Assignment:
What you return should match every entry, character for character.

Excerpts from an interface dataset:
━━━━
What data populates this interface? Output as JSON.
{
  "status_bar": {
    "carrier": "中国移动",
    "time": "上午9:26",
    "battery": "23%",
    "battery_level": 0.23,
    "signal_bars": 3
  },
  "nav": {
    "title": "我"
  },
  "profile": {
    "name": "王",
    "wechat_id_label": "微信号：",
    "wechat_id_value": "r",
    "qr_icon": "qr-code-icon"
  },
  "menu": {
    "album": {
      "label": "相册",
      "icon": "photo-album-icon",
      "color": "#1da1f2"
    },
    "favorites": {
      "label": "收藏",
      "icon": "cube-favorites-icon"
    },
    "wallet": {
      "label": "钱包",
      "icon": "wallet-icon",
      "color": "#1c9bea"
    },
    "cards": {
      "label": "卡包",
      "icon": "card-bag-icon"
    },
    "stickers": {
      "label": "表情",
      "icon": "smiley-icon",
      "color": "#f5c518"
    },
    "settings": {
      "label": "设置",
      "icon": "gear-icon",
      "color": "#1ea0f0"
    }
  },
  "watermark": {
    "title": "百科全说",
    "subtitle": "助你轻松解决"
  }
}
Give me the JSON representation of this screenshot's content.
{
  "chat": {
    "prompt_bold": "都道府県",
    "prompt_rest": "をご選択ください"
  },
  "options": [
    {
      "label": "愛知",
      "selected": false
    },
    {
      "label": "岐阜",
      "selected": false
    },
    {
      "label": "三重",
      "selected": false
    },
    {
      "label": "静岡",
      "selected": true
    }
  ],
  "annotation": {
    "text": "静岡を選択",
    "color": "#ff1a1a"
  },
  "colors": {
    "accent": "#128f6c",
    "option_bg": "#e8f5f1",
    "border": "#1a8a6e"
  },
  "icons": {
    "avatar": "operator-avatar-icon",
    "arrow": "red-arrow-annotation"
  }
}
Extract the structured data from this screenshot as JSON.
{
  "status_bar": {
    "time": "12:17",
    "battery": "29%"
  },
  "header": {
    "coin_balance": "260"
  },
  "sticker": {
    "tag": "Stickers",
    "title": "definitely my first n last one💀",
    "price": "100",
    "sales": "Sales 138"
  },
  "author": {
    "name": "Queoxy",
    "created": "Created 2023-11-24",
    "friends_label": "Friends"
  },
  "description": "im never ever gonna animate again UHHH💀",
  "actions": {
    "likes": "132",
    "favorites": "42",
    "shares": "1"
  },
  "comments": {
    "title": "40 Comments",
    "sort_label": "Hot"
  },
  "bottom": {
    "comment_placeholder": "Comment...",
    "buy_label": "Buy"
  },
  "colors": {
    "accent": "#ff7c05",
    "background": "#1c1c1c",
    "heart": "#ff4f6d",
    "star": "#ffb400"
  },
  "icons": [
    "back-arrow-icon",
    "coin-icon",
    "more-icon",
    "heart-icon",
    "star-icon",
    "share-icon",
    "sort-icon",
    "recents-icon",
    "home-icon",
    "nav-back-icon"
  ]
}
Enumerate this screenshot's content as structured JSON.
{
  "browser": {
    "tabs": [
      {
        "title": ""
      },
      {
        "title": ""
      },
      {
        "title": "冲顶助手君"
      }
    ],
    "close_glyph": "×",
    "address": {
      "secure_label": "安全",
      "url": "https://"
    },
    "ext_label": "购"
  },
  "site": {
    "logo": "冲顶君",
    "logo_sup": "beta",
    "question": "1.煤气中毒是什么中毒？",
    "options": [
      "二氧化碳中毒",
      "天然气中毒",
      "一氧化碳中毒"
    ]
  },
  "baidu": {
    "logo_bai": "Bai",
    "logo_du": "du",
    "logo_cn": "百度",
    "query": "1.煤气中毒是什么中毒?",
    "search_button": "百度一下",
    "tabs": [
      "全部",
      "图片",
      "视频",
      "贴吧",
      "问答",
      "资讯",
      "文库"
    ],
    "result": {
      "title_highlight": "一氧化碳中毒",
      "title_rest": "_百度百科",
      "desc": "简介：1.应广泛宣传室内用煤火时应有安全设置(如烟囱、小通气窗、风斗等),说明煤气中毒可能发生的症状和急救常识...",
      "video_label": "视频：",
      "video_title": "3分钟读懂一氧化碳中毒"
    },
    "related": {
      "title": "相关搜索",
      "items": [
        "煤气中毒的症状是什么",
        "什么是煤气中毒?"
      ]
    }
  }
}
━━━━
Result of the exercise:
What data populates this interface? Output as JSON.
{
  "status_bar": {
    "carrier": "中国移动",
    "time": "上午9:26",
    "battery": "23%",
    "battery_level": 0.23,
    "signal_bars": 3
  },
  "nav": {
    "title": "我"
  },
  "profile": {
    "name": "王",
    "wechat_id_label": "微信号：",
    "wechat_id_value": "r",
    "qr_icon": "qr-code-icon"
  },
  "menu": {
    "album": {
      "label": "相册",
      "icon": "photo-album-icon",
      "color": "#1da1f2"
    },
    "favorites": {
      "label": "收藏",
      "icon": "cube-favorites-icon"
    },
    "wallet": {
      "label": "钱包",
      "icon": "wallet-icon",
      "color": "#1c9bea"
    },
    "cards": {
      "label": "卡包",
      "icon": "card-bag-icon"
    },
    "stickers": {
      "label": "表情",
      "icon": "smiley-icon",
      "color": "#f5c518"
    },
    "settings": {
      "label": "设置",
      "icon": "gear-icon",
      "color": "#1ea0f0"
    }
  },
  "watermark": {
    "title": "百科全说",
    "subtitle": "助你轻松解决"
  }
}
Give me the JSON representation of this screenshot's content.
{
  "chat": {
    "prompt_bold": "都道府県",
    "prompt_rest": "をご選択ください"
  },
  "options": [
    {
      "label": "愛知",
      "selected": false
    },
    {
      "label": "岐阜",
      "selected": false
    },
    {
      "label": "三重",
      "selected": false
    },
    {
      "label": "静岡",
      "selected": true
    }
  ],
  "annotation": {
    "text": "静岡を選択",
    "color": "#ff1a1a"
  },
  "colors": {
    "accent": "#128f6c",
    "option_bg": "#e8f5f1",
    "border": "#1a8a6e"
  },
  "icons": {
    "avatar": "operator-avatar-icon",
    "arrow": "red-arrow-annotation"
  }
}
Extract the structured data from this screenshot as JSON.
{
  "status_bar": {
    "time": "12:17",
    "battery": "29%"
  },
  "header": {
    "coin_balance": "260"
  },
  "sticker": {
    "tag": "Stickers",
    "title": "definitely my first n last one💀",
    "price": "100",
    "sales": "Sales 138"
  },
  "author": {
    "name": "Queoxy",
    "created": "Created 2023-11-24",
    "friends_label": "Friends"
  },
  "description": "im never ever gonna animate again UHHH💀",
  "actions": {
    "likes": "132",
    "favorites": "42",
    "shares": "1"
  },
  "comments": {
    "title": "40 Comments",
    "sort_label": "Hot"
  },
  "bottom": {
    "comment_placeholder": "Comment...",
    "buy_label": "Buy"
  },
  "colors": {
    "accent": "#ff7c05",
    "background": "#1c1c1c",
    "heart": "#ff4f6d",
    "star": "#ffb400"
  },
  "icons": [
    "back-arrow-icon",
    "coin-icon",
    "more-icon",
    "heart-icon",
    "star-icon",
    "share-icon",
    "sort-icon",
    "recents-icon",
    "home-icon",
    "nav-back-icon"
  ]
}
Enumerate this screenshot's content as structured JSON.
{
  "browser": {
    "tabs": [
      {
        "title": ""
      },
      {
        "title": ""
      },
      {
        "title": "冲顶助手君"
      }
    ],
    "close_glyph": "×",
    "address": {
      "secure_label": "安全",
      "url": "https://"
    },
    "ext_label": "购"
  },
  "site": {
    "logo": "冲顶君",
    "logo_sup": "beta",
    "question": "1.煤气中毒是什么中毒？",
    "options": [
      "二氧化碳中毒",
      "天然气中毒",
      "一氧化碳中毒"
    ]
  },
  "baidu": {
    "logo_bai": "Bai",
    "logo_du": "du",
    "logo_cn": "百度",
    "query": "1.煤气中毒是什么中毒?",
    "search_button": "百度一下",
    "tabs": [
      "全部",
      "图片",
      "视频",
      "贴吧",
      "问答",
      "资讯",
      "文库"
    ],
    "result": {
      "title_highlight": "一氧化碳中毒",
      "title_rest": "_百度百科",
      "desc": "简介：1.应广泛宣传室内用煤火时应有安全设置(如烟囱、小通气窗、风斗等),说明煤气中毒可能发生的症状和急救常识...",
      "video_label": "视频：",
      "video_title": "3分钟读懂一氧化碳中毒"
    },
    "related": {
      "title": "相关搜索",
      "items": [
        "煤气中毒的症状是什么",
        "什么是煤气中毒?"
      ]
    }
  }
}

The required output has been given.